[Opening DATASET EXCERPTS section]
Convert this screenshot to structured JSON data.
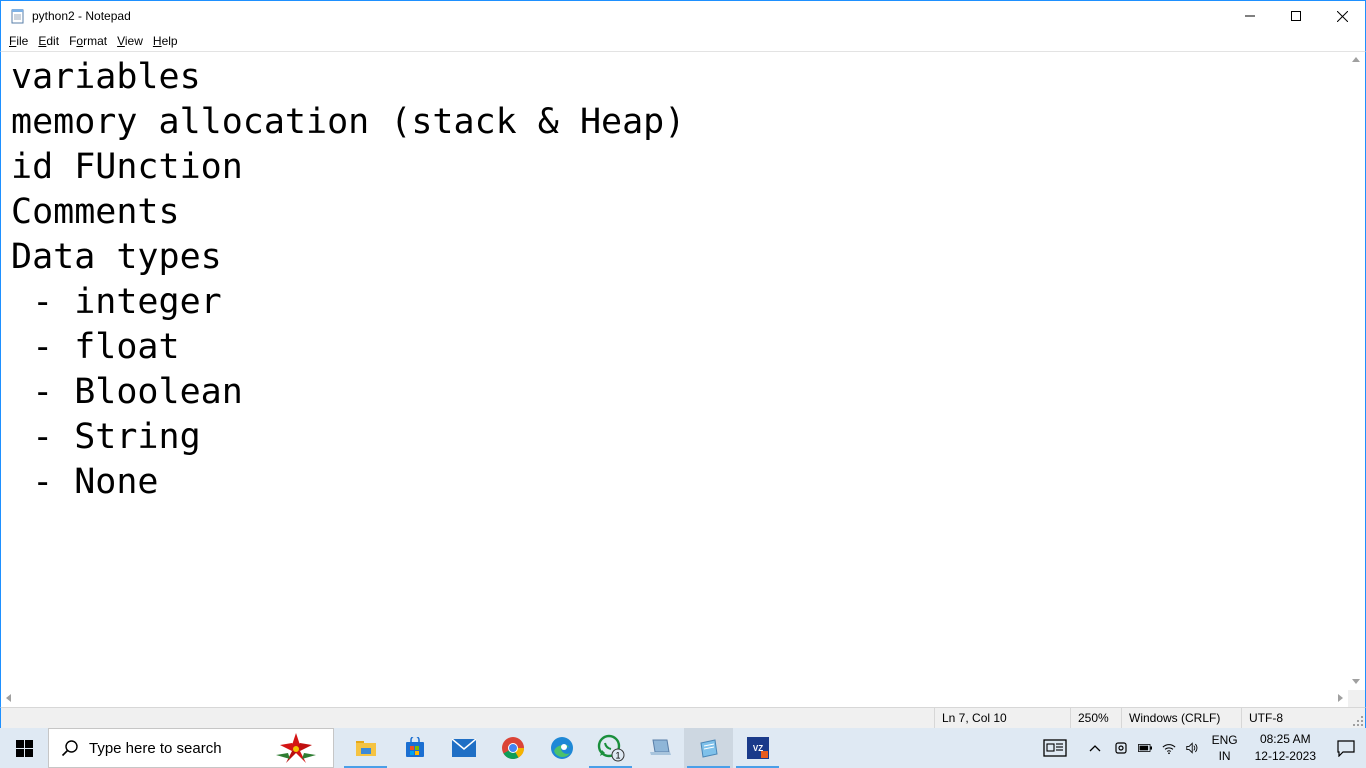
{
  "window": {
    "title": "python2 - Notepad"
  },
  "menu": [
    {
      "label": "File",
      "hotkey": "F",
      "rest": "ile"
    },
    {
      "label": "Edit",
      "hotkey": "E",
      "rest": "dit"
    },
    {
      "label": "Format",
      "hotkey": "o",
      "prefix": "F",
      "rest": "rmat"
    },
    {
      "label": "View",
      "hotkey": "V",
      "rest": "iew"
    },
    {
      "label": "Help",
      "hotkey": "H",
      "rest": "elp"
    }
  ],
  "editor": {
    "lines": [
      "variables",
      "memory allocation (stack & Heap)",
      "id FUnction",
      "Comments",
      "Data types",
      " - integer",
      " - float",
      " - Bloolean",
      " - String",
      " - None"
    ]
  },
  "status": {
    "position": "Ln 7, Col 10",
    "zoom": "250%",
    "line_ending": "Windows (CRLF)",
    "encoding": "UTF-8"
  },
  "taskbar": {
    "search_placeholder": "Type here to search",
    "whatsapp_badge": "1",
    "tablet_label": "VZ",
    "lang_primary": "ENG",
    "lang_secondary": "IN",
    "time": "08:25 AM",
    "date": "12-12-2023"
  },
  "colors": {
    "window_border": "#1e90ff",
    "taskbar_bg": "#dfe9f3",
    "statusbar_bg": "#f0f0f0"
  }
}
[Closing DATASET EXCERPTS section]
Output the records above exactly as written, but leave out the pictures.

Convert this screenshot to structured JSON data.
{
  "window": {
    "title": "python2 - Notepad"
  },
  "menu": [
    {
      "label": "File",
      "hotkey": "F",
      "rest": "ile"
    },
    {
      "label": "Edit",
      "hotkey": "E",
      "rest": "dit"
    },
    {
      "label": "Format",
      "hotkey": "o",
      "prefix": "F",
      "rest": "rmat"
    },
    {
      "label": "View",
      "hotkey": "V",
      "rest": "iew"
    },
    {
      "label": "Help",
      "hotkey": "H",
      "rest": "elp"
    }
  ],
  "editor": {
    "lines": [
      "variables",
      "memory allocation (stack & Heap)",
      "id FUnction",
      "Comments",
      "Data types",
      " - integer",
      " - float",
      " - Bloolean",
      " - String",
      " - None"
    ]
  },
  "status": {
    "position": "Ln 7, Col 10",
    "zoom": "250%",
    "line_ending": "Windows (CRLF)",
    "encoding": "UTF-8"
  },
  "taskbar": {
    "search_placeholder": "Type here to search",
    "whatsapp_badge": "1",
    "tablet_label": "VZ",
    "lang_primary": "ENG",
    "lang_secondary": "IN",
    "time": "08:25 AM",
    "date": "12-12-2023"
  },
  "colors": {
    "window_border": "#1e90ff",
    "taskbar_bg": "#dfe9f3",
    "statusbar_bg": "#f0f0f0"
  }
}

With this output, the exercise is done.